“We always hold the open day in May. It’s an opportune time coming into the winter months to remind people about the danger of fire,” said Station Captain Brian Clarke.
While kids enjoyed their plastic fire fighter hats and exploring the big red engines, Bri- an and some of his crew members handed out wooden spoons etched with the phrase, “Keep looking when cooking”.
They want to remind people not to walk away from the stove while preparing meals. “In the last six months, we’ve had four
calls to fires started because food was left cooking on the stove unattended.
“A woman forgot she had tea on and decided to go to her daughter’s house at the other end of town. Luckily the neighbour heard the smoke alarm and called the fire brigade. Fortunately only the food, the saucepan and the top of the stove burnt, and it created a lot of smoke right through the unit.”
Brian has a strong message for the community: “Don’t leave anything cooking on the stove unattended. Don’t put clothes next to heaters. And everyone should have at least two smoke alarms in working order in their house, if not more.”
When there is an incident, however, the Fire Brigade is quick to attend. “The Fire Brigade’s Act requires that response times are no longer than 10 minutes. The average time from call to response for the Forbes crew is seven minutes,” Brian said.
The Station has a manned crew of 15 fire fighters. They all have other full-time jobs but are retained by Fire and Rescue NSW to cover the local community.
Under the Brigades’ Act, four of those fire fighters must be avail- able 24 hours a day, seven days a week, to respond to local inci- dents. But sometimes, no matter how quickly they get there, there isn’t much they can do.
“We had a house fire where the house was completely destroyed a few months ago. Someone left a newly renovated home with a candle burning on the bedside table. The window was open and the wind blew the curtain into the candle. They lost everything.”
Brian has been involved with the local Fire Brigade for 39 years. Last month, he attended government house to receive the Austral- ian Fire Service medal, a Queen’s medal, which was awarded to him on Australia Day. He described the award as “a great privi- lege”.
Next year, the Fire Station will celebrate its 90th birthday. Built in 1928, it has recently been refurbished to give the fire fighters more room and better facilities.
Up until October last year, the original fireman’s quarters upstairs were leased for private occupation. The top floor has been trans- formed and now offers a more comfortable working environment.

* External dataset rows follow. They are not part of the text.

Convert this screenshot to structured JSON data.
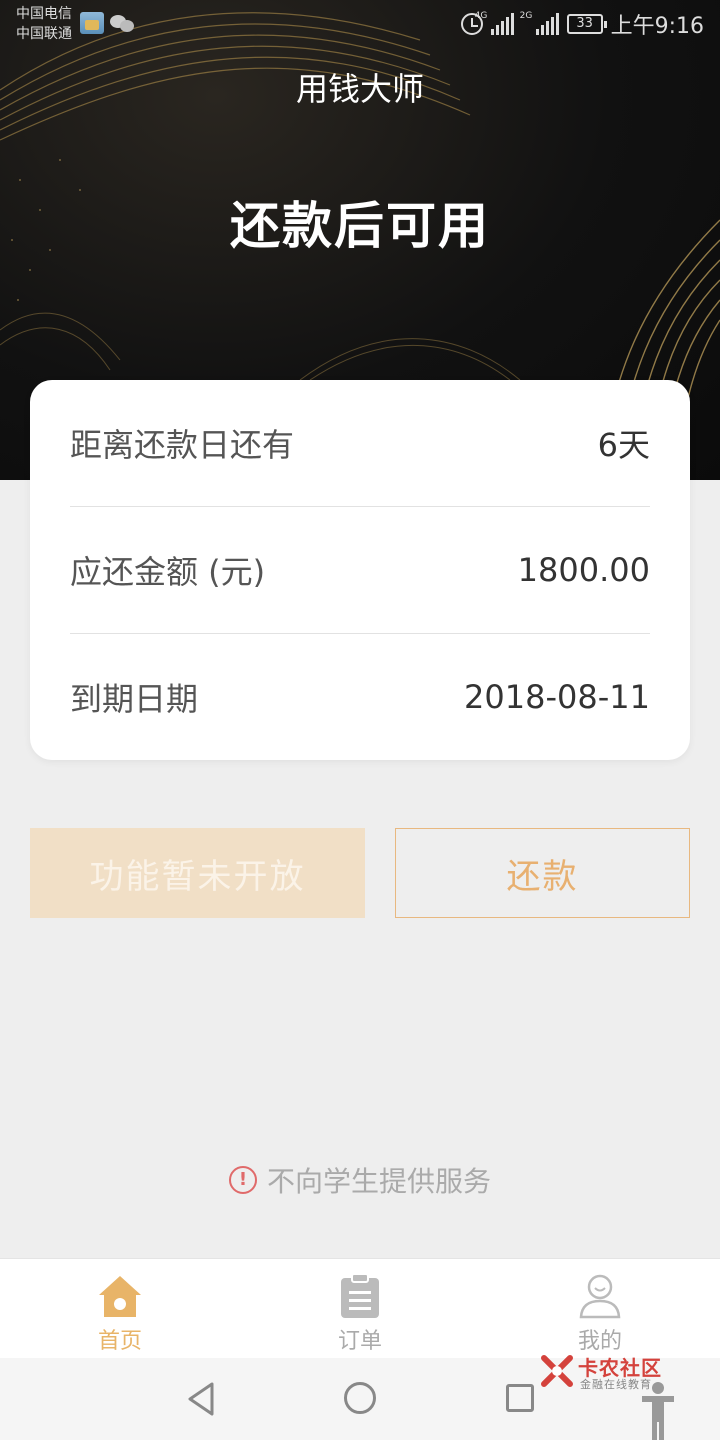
{
  "status_bar": {
    "carrier_1": "中国电信",
    "carrier_2": "中国联通",
    "net_1": "4G",
    "net_2": "2G",
    "battery": "33",
    "time": "上午9:16"
  },
  "header": {
    "title": "用钱大师",
    "status_text": "还款后可用"
  },
  "loan_card": {
    "rows": [
      {
        "label": "距离还款日还有",
        "value": "6天"
      },
      {
        "label": "应还金额 (元)",
        "value": "1800.00"
      },
      {
        "label": "到期日期",
        "value": "2018-08-11"
      }
    ]
  },
  "actions": {
    "disabled_label": "功能暂未开放",
    "repay_label": "还款"
  },
  "notice": {
    "icon": "!",
    "text": "不向学生提供服务"
  },
  "tabbar": {
    "items": [
      {
        "label": "首页",
        "icon": "home-icon",
        "active": true
      },
      {
        "label": "订单",
        "icon": "clipboard-icon",
        "active": false
      },
      {
        "label": "我的",
        "icon": "user-icon",
        "active": false
      }
    ]
  },
  "watermark": {
    "brand": "卡农社区",
    "sub": "金融在线教育"
  },
  "colors": {
    "accent": "#e8b468",
    "disabled_bg": "#f1dfc6",
    "danger": "#e06a6a"
  }
}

The open day will be held again next May as one of many state- wide events run under Fire and Rescue NSW.
By Rochelle Bright